This year, the much-awaited ‘landmark’ reforms to the Mental Health Act have been progressing through the white paper and public consultation legislative stages. The reforms aim to tackle racial disparities in detentions while also improving patient care and safeguards by ensuring that an individual's dignity, autonomy, and human rights are protected when hospitalised under the Act.

The Mental Health Act allows people to be detained and sectioned in a mental health hospital if they are deemed psychologically unwell and at risk to themselves or others. However, in practice, particular groups are disproportionately more likely to be sectioned, leading to accusations of discrimination, racial bias, and structural racism, as well as counterintuitively producing feelings of distrust in the purpose of therapeutic interventions in specific communities.

James, 37, from London, who’s been sectioned three times, described his experiences of being sectioned under the Act. He said: “I’ve lost my freedom so many times and have lost many years of my life because of being sectioned… To know I can have my freedom taken away based on accusation alone means I live in a constant state of fear. It’s also made it very difficult for me to move on from past mistakes and get on in life.”

Detentions under the MHA disproportionately affect racialised communities

Government figures show that Black people are more than four times more likely, compared to White people, to be sectioned under the Mental Health Act, particularly those identified in official figures as Black Caribbean who have the highest rate of detention out of all ethnic groups.

In response to the apparent disparity in the use of detentions, the Government has proposed significant changes, such as the integration of culturally appropriate advocates into mental health services and the use of 'advance choice documents' to ensure greater choice and autonomy in patient care.
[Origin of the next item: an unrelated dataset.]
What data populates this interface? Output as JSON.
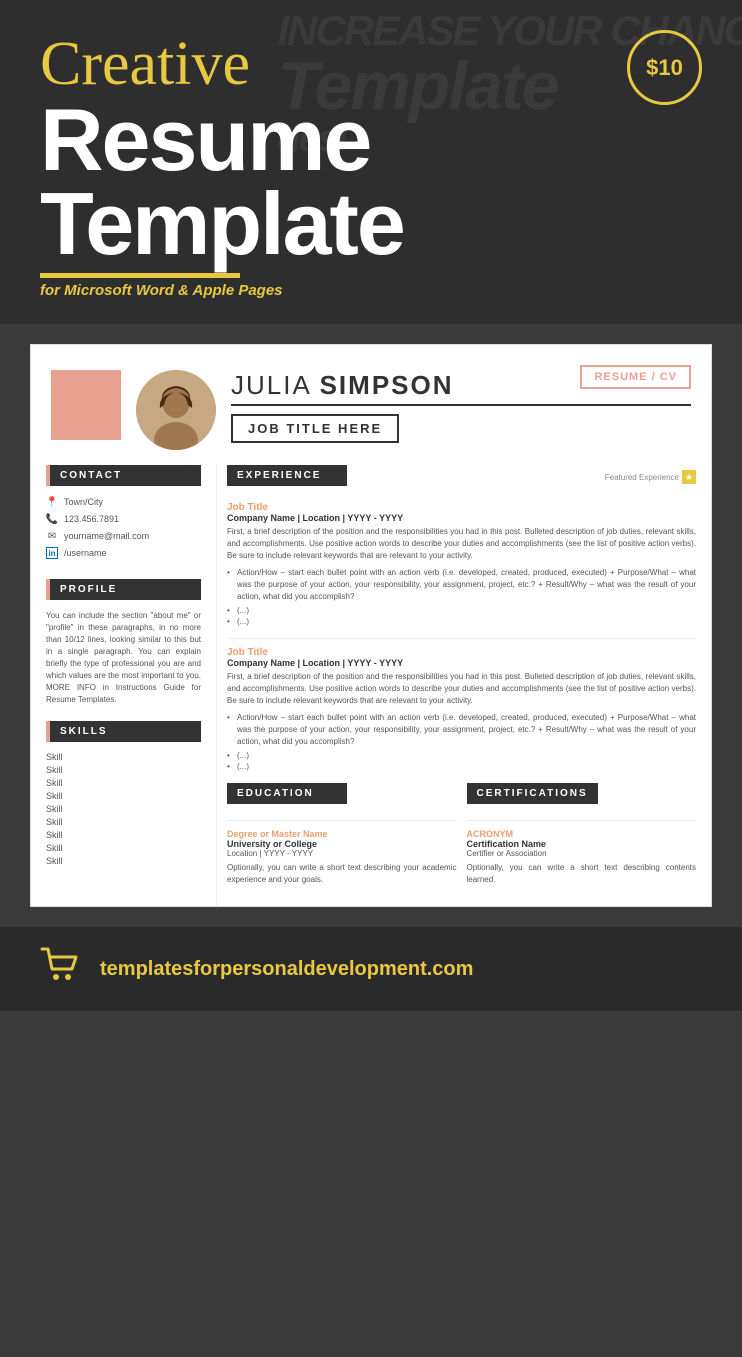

In addition to more regular securitisation and review of detention decisions under the Act, through a process of automatic referral to the Mental Health Tribunal panel, a specialist quasi-judicial body responsible for applications for discharges from hospital.
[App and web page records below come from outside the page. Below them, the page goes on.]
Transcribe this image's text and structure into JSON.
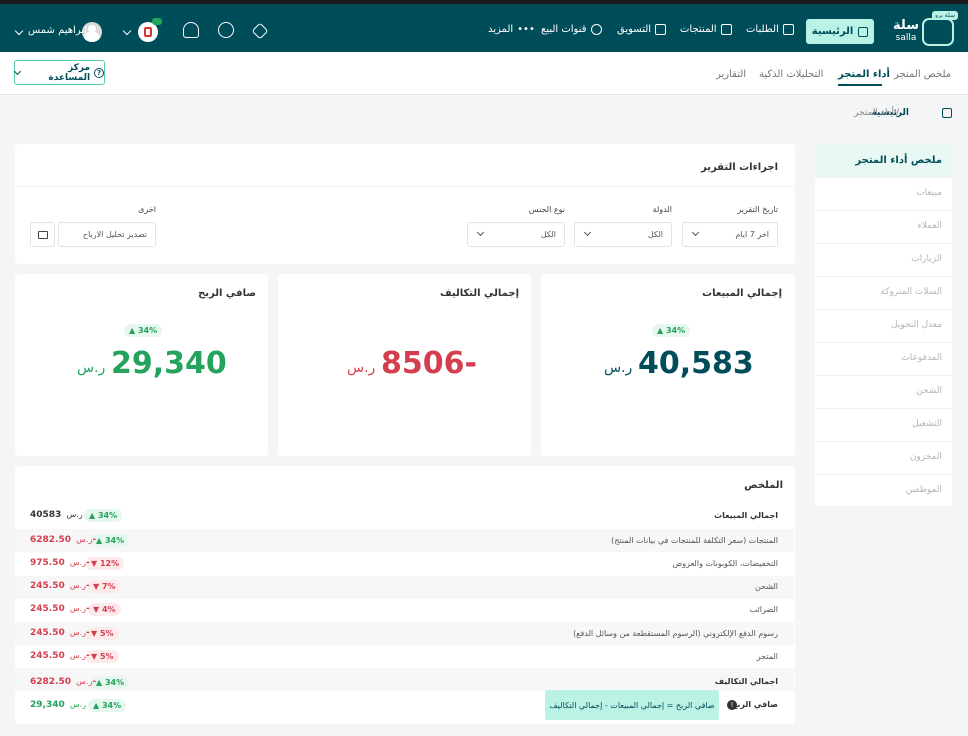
{
  "topbar": {
    "logo": {
      "tag": "سلة برو",
      "name_ar": "سلة",
      "name_en": "salla"
    },
    "home_label": "الرئيسية",
    "nav": [
      "الطلبات",
      "المنتجات",
      "التسويق",
      "قنوات البيع",
      "المزيد"
    ],
    "user_name": "إبراهيم شمس"
  },
  "subnav": {
    "tabs": [
      "ملخص المتجر",
      "أداء المتجر",
      "التحليلات الذكية",
      "التقارير"
    ],
    "help": "مركز المساعدة"
  },
  "breadcrumb": {
    "home": "الرئيسية",
    "sep": "/",
    "current": "أداء المتجر"
  },
  "sidebar": {
    "items": [
      "ملخص أداء المتجر",
      "مبيعات",
      "العملاء",
      "الزيارات",
      "السلات المتروكة",
      "معدل التحويل",
      "المدفوعات",
      "الشحن",
      "التشغيل",
      "المخزون",
      "الموظفين"
    ]
  },
  "report": {
    "title": "اجراءات التقرير",
    "date_label": "تاريخ التقرير",
    "date_value": "اخر 7 ايام",
    "country_label": "الدولة",
    "country_value": "الكل",
    "gender_label": "نوع الجنس",
    "gender_value": "الكل",
    "other_label": "اخرى",
    "export_label": "تصدير تحليل الارباح"
  },
  "cards": [
    {
      "title": "إجمالي المبيعات",
      "pct": "34%",
      "value": "40,583",
      "currency": "ر.س"
    },
    {
      "title": "إجمالي التكاليف",
      "value": "8506-",
      "currency": "ر.س"
    },
    {
      "title": "صافي الربح",
      "pct": "34%",
      "value": "29,340",
      "currency": "ر.س"
    }
  ],
  "summary": {
    "title": "الملخص",
    "rows": [
      {
        "label": "اجمالي المبيعات",
        "pct": "34%",
        "amount": "40583",
        "currency": "ر.س"
      },
      {
        "label": "المنتجات (سعر التكلفة للمنتجات في بيانات المنتج)",
        "pct": "34%",
        "amount": "6282.50-",
        "currency": "ر.س"
      },
      {
        "label": "التخفيضات، الكوبونات والعروض",
        "pct": "12%",
        "amount": "975.50-",
        "currency": "ر.س"
      },
      {
        "label": "الشحن",
        "pct": "7%",
        "amount": "245.50-",
        "currency": "ر.س"
      },
      {
        "label": "الضرائب",
        "pct": "4%",
        "amount": "245.50-",
        "currency": "ر.س"
      },
      {
        "label": "رسوم الدفع الإلكتروني (الرسوم المستقطعة من وسائل الدفع)",
        "pct": "5%",
        "amount": "245.50-",
        "currency": "ر.س"
      },
      {
        "label": "المتجر",
        "pct": "5%",
        "amount": "245.50-",
        "currency": "ر.س"
      },
      {
        "label": "اجمالي التكاليف",
        "pct": "34%",
        "amount": "6282.50-",
        "currency": "ر.س"
      },
      {
        "label": "صافي الربح",
        "pct": "34%",
        "amount": "29,340",
        "currency": "ر.س"
      }
    ],
    "tooltip": "صافي الربح = إجمالي المبيعات - إجمالي التكاليف"
  },
  "colors": {
    "brand": "#004d5a",
    "accent": "#baf3e6",
    "positive": "#23a35b",
    "negative": "#d33f4e"
  }
}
To deliver the aims of the reforms, additional funding is needed in next week's Spending Review

Similar to the concerns raised earlier this year by mental health professionals in the reform’s public consultation stage, a new report by the Royal College of Psychiatrists has highlighted the increased cost of these reforms.

In a statement, the Royal College said that to implement the “absolutely necessary” reforms, an additional 333 psychiatrists are needed by 2023/24, and a further 161 by 2033/34 to meet the increased workload. Consequently, the Royal College of Psychiatrists is calling on the Chancellor to use the upcoming Spending Review to commit to a cumulative £82m to pay for the additional 349 psychiatrists required over the three-years Spending Review period.

The Spending Review is a yearly allocation of public money between services and Government departments, announced by the Treasury, setting out firm expenditure limits and defining the shape of the key policies that the public can expect from the distribution of those resources.

Professor Subodh Dave, Dean of the Royal College of Psychiatrists, said: “The changes to the Act are absolutely necessary and must be delivered if we are to end this discrimination, modernise mental health law, and improve support for people in a mental health crisis.”

"The Government cannot break its promise to reform the Mental Health Act. The Chancellor must deliver the funding needed to increase the psychiatric workforce in next week's Spending Review, otherwise, discrimination will remain, patient care will be compromised, and the success of the reforms will be jeopardised."


'On November 10th at 6pm, Mental Health Today will be hosting – ‘How Can Trauma Inform Our Workplaces and Schools?’ – a MHTLive webinar. Register now and develop your knowledge of Adverse Childhood Experiences and trauma, and learn how schools and workplaces can be transformed into centres of recovery and healing.'